Under the new rules, the BIS must accept or reject requests for licenses from American tech firms to sell their equipment to China after adding Chinese firms like semiconductor producer SMIC or telecom giant Huawei to its export control list.
McCaul said that the committee sought information about the number of licenses that had been refuted.
“How many licenses were declined, and where did they go?” McCaul asked while speaking with Defense News in a hallway interview on Capitol Hill last week.
He pointed to a six-month summary of BIS’ China export controls provided by the agency back in 2021, deemed “concerning” by Republicans.
“It showed that less than 1 percent [of licenses] were declined and $60 billion went into Huawei and $40 billion went to SMIC,” McCaul said.
The China Academy of Engineering Physics (CAEP), a state-run institution that focuses on the testing, development, and research of nuclear weapons and related sciences, has gained access to U.S.-made semiconductors even though such institutions have been banned from making similar technological procurements for more than two decades, The Wall Street Journal recently reported.
CAEP is said to have bought sophisticated American chips at least 12 times during the past two-and-a-half years.
“Our government doesn’t have time to complain that these problems are tough.
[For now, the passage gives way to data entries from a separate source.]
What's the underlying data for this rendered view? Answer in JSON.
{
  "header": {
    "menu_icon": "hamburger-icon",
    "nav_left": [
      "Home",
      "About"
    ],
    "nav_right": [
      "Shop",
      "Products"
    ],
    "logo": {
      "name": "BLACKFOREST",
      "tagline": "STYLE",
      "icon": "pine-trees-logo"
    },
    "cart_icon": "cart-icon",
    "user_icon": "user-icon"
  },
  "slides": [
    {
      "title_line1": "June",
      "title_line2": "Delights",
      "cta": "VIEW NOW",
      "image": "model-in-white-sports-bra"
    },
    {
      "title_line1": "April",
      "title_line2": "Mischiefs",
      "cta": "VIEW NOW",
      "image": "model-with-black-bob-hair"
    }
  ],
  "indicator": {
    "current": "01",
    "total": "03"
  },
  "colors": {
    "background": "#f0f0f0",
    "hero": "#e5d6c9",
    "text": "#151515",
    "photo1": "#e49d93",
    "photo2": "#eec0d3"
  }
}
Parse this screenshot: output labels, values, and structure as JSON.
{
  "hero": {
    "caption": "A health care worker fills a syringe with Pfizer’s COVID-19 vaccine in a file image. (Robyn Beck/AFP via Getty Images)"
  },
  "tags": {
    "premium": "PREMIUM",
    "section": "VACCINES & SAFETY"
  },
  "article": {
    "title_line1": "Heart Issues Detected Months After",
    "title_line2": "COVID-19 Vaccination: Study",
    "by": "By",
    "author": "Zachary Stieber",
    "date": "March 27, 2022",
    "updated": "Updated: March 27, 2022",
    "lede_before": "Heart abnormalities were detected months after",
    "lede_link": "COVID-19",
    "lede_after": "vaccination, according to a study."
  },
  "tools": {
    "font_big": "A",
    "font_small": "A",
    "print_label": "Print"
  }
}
We need solutions,” McCaul said in the statement, referring to the revelation.
Another batch of data on export control approvals arriving at Congress last week is now under review by the committee.
According to the GOP lawmaker, the subsequent finding would prompt potential legislative reforms to the BIS’s export control list.
“We do want a reporting requirement because they never report to the public on export licenses,” said McCaul.
“We want a full accounting of that.”
In the January letter, he said that “BIS’s dereliction in providing basic transparency and accountability” would spark his forthcoming 90-day review.
“A principal objective for this review is to determine if the Department of Commerce should continue to lead implementation of the export control system,” he stated.
The extent of any legislation that arises from McCaul’s three-month review period could be influenced by the bureau’s ability or unwillingness to provide a complete accounting.
With export control regimes currently splitting between the State Department’s munitions list and the Commerce Department’s dual-use items list, there has been discussion about whether “there should be one single licensing agency,” according to a Republican staffer from the committee.
“Part of what we’re looking to do is figure out if the existing system is the best arrangement or if it should wholesale be put somewhere else or if different aspects of the export control system should have different agencies as the lead,” the staffer told Defense News.
“Whatever rule we come up with, the [People’s Republic of China] is going to try to find ways around it,” the staffer added.
“It’s one of those things where it’s somewhat neverending.”